Among other changes, in the 2018 Protocol, art. 11 introduce new rights for the persons in an algorithmic decision-making context, which are particularly relevant in connection with the development of artificial intelligence. For instance: (i) the data subjects have the right not to be subject to a decision significantly affecting him or her based solely on an automated processing of data without having his or her views taken into consideration; and (ii) in order to obtain confirmation of the processing of personal data on request, at reasonable intervals, and without excessive delay or expense,, the communication of the processed data must take place in an intelligible form in order to ensure the transparency of processing.

In addition, art. 12 of the 2018 Protocol introduce additional obligations for signatory countries, mainly regarding big data. These obligations include: (i) the implementation by controllers/processors of technical and organizational measures, which take into account the implications of the right to the protection of personal data at all stages of the data processing; (ii) the examination, prior to the commencing of such processing, of  the likely impact of intended data processing on data subjects’  rights and fundamental freedoms ; and (iii) the design of the data processing in such a way that it prevents (or minimizes) the risks of interference with those rights and fundamental freedoms. These changes aim to make data controllers/processors aware of the data protection risks of processing big data, and to take them into account when designing their data processing systems.

Challenges in the regulation of big data

This post addresses the challenges to regulate big data from a methodological, technological, political-regulative, and legal (tax law) perspective. Nowadays, the increase of the use of internet platforms, the raise of digital trade, the analysis of automatic processed data for enhancing public sector performance, social participation, and tax collection and enforcement, requires a regulatory framework that provides rights for data subjects, as well as obligations for countries and data processors and controllers. This regulatory framework needs a holistic approach that takes into account different disciplines among others trade, internet governance, social sciences, , data protection and tax law.

More data means more responsibilities for all actors involved in the collection, processing, and analysis of this data.  If the use of big data is relevant to enhance the countries’ democratic processes and compliance with rules, the protection of the processing of this data (including personal data) is also relevant in order to enhance the rule of law. Therefore, the challenge for governments is to adopt the Convention 108 while, at the same time introducing safeguards to guarantee the safe and adequate use of the data (see also Debelva & Mosquera 2017).

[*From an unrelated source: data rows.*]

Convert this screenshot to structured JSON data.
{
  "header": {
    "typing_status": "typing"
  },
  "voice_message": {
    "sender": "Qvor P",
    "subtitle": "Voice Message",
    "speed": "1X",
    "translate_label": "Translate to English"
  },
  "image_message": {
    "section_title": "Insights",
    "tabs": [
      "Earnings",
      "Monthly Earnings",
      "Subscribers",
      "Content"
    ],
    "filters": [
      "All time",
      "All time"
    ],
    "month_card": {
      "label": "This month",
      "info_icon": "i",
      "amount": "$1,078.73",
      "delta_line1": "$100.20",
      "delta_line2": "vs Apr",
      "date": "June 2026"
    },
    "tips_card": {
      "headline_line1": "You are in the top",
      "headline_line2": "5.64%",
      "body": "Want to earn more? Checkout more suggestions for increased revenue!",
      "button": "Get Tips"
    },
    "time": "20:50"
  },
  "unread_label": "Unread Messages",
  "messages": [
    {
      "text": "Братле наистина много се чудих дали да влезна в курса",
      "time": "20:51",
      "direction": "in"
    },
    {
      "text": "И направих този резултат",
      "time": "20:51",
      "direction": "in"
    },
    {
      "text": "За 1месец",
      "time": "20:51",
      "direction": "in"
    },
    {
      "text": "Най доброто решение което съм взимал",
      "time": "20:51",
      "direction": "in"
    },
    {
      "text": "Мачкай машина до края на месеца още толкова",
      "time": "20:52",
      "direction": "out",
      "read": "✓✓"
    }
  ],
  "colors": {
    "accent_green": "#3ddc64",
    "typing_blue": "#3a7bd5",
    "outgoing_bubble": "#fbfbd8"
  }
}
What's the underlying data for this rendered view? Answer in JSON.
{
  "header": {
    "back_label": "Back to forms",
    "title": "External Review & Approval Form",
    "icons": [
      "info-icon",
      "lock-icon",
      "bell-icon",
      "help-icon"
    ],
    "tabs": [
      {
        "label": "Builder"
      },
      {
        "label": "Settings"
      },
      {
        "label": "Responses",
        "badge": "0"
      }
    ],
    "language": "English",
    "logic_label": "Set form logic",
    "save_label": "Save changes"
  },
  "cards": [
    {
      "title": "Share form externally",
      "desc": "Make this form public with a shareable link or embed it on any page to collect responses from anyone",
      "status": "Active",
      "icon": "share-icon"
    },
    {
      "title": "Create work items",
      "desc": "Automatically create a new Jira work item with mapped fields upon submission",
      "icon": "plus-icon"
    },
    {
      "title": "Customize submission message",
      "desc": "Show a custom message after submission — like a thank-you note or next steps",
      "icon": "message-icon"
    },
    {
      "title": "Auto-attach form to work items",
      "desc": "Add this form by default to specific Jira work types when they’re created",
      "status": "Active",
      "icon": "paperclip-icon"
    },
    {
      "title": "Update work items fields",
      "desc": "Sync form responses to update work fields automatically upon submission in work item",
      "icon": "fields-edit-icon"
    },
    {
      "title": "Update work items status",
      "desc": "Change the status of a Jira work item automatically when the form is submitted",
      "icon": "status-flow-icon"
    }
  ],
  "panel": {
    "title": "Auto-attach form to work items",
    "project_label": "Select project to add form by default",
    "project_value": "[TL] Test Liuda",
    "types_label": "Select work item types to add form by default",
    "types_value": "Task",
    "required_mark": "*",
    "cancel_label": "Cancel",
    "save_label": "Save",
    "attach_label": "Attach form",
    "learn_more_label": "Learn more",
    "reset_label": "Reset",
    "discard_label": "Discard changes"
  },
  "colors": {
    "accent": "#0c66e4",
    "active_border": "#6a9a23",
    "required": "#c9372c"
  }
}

Bibliographical sources

  • Catanzariti M. (2016), Dalla terza rivoluzione ai Big Data: spunti per una ricostruzione, in Falce V., Ghidini V., Olivieri G. (eds),  Informazione e Big Data tra Innovazione e Concorrenza, Giuffrè Editore: 21-34.
  • Giovannini E., (2014), Scegliere il futuro. Conoscenza e politica, al tempo dei Big data, Bologna, il Mulino.
  • Leonelli S. (2018), La ricerca scientifica nell’era dei Big data, Meltemi.
  • Lombi L. (2015), “La ricerca sociale al tempo dei Big Data: sfide e prospettive”, Studi di sociologia (2),: 215:217.
  • Mayer-Sconbergere V., Cukier (2013) K., Big data. Una rivoluzione che trasformerà il nostro modo di vivere e già minaccia la nostra libertà, Garzanti, Milano, Garzanti.
  • Rabai B. (2017), “I big data nell’ecosistema digitale: tra libertà economiche e tutela dei diritti fondamentali”, in Amministrare (3).